[Extracted data entries]
_ _ _
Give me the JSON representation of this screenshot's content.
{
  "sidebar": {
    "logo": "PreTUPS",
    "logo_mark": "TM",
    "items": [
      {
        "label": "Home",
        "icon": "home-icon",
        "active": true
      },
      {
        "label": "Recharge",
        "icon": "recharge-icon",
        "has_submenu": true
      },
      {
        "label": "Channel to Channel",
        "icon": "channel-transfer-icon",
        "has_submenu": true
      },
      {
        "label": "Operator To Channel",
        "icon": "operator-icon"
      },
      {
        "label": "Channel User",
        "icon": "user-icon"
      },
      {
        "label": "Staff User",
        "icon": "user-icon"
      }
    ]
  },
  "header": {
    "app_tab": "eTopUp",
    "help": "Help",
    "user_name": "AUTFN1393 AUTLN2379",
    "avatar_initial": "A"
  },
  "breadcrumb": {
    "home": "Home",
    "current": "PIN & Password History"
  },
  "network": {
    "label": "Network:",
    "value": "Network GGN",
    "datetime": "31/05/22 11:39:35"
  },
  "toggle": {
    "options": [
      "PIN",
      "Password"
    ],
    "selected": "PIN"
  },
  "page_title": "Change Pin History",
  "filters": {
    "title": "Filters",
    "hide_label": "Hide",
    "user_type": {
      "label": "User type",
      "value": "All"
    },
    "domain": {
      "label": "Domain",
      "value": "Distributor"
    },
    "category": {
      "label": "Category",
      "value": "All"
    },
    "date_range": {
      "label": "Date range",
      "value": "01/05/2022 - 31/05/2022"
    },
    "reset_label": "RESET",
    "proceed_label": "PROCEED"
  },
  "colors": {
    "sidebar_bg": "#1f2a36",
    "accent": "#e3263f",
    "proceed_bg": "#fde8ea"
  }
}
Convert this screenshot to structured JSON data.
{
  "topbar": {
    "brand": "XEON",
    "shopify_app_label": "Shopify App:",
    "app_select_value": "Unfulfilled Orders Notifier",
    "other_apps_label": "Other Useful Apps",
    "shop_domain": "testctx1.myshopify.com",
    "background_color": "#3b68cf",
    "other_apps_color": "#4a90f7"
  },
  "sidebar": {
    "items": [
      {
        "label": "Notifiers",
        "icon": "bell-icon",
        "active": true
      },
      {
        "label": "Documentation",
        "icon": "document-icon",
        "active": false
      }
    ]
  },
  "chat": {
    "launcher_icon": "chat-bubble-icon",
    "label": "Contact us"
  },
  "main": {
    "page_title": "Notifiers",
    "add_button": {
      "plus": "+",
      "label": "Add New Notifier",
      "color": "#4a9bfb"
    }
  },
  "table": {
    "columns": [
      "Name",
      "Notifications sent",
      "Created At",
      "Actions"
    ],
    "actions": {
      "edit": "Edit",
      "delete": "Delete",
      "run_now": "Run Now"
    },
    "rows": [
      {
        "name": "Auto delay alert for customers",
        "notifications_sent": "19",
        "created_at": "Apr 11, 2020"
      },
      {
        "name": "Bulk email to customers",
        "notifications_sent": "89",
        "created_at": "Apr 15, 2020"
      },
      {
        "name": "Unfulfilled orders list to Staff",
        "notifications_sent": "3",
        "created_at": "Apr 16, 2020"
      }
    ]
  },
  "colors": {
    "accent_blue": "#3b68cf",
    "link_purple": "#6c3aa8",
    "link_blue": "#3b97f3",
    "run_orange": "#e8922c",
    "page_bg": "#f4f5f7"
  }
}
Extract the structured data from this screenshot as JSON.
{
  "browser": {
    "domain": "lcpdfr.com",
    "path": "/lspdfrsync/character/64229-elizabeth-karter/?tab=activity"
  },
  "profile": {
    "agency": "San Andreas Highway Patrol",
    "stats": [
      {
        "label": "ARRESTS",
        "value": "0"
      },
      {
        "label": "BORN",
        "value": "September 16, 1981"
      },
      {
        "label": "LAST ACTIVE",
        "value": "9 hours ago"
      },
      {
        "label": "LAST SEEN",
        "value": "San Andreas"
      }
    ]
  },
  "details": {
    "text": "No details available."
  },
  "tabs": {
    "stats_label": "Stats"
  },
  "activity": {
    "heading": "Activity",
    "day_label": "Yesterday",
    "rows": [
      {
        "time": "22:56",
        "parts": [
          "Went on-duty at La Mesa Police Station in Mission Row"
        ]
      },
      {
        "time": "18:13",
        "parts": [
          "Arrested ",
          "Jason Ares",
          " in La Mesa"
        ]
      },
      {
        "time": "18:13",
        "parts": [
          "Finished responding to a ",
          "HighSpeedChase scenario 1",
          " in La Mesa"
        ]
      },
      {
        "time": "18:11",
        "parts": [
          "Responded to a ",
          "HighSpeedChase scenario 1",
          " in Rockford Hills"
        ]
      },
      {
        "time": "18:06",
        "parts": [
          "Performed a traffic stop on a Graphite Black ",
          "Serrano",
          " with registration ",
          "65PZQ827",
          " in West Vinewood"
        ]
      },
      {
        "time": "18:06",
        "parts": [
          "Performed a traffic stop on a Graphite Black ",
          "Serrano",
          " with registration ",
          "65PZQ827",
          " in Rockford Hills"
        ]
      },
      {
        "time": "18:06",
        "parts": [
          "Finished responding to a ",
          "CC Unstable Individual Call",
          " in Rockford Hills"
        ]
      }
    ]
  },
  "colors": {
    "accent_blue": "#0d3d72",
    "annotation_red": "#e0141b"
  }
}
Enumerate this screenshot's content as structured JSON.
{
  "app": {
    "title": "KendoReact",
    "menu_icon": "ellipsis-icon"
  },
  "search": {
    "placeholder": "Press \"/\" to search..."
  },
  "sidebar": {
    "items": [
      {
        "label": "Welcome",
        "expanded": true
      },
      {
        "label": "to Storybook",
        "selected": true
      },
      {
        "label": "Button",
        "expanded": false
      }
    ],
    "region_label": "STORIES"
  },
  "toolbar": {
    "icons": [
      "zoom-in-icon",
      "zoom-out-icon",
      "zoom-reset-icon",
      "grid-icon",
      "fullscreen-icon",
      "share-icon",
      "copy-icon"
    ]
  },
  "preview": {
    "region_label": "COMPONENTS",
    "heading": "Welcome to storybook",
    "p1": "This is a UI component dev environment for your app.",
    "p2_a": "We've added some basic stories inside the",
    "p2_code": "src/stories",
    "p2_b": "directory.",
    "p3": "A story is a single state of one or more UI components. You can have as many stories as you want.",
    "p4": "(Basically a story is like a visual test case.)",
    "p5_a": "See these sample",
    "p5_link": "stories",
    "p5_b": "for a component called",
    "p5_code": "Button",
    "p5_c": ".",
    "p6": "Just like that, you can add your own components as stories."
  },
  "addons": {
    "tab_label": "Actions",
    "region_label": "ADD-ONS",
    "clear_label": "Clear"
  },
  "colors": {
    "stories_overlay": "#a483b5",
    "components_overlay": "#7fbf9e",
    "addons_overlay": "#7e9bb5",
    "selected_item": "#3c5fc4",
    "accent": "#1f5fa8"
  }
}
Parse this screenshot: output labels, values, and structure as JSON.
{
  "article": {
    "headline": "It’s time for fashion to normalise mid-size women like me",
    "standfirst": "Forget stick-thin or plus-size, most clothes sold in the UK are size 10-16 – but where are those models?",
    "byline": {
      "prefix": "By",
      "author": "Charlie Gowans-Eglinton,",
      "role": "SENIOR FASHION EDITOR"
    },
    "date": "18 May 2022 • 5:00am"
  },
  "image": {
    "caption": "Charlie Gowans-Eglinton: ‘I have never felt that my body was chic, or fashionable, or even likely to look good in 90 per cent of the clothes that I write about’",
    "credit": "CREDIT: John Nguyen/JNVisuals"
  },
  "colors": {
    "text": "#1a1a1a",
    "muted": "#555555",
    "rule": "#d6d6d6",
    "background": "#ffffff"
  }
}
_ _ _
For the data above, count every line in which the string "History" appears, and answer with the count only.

Task answer.
2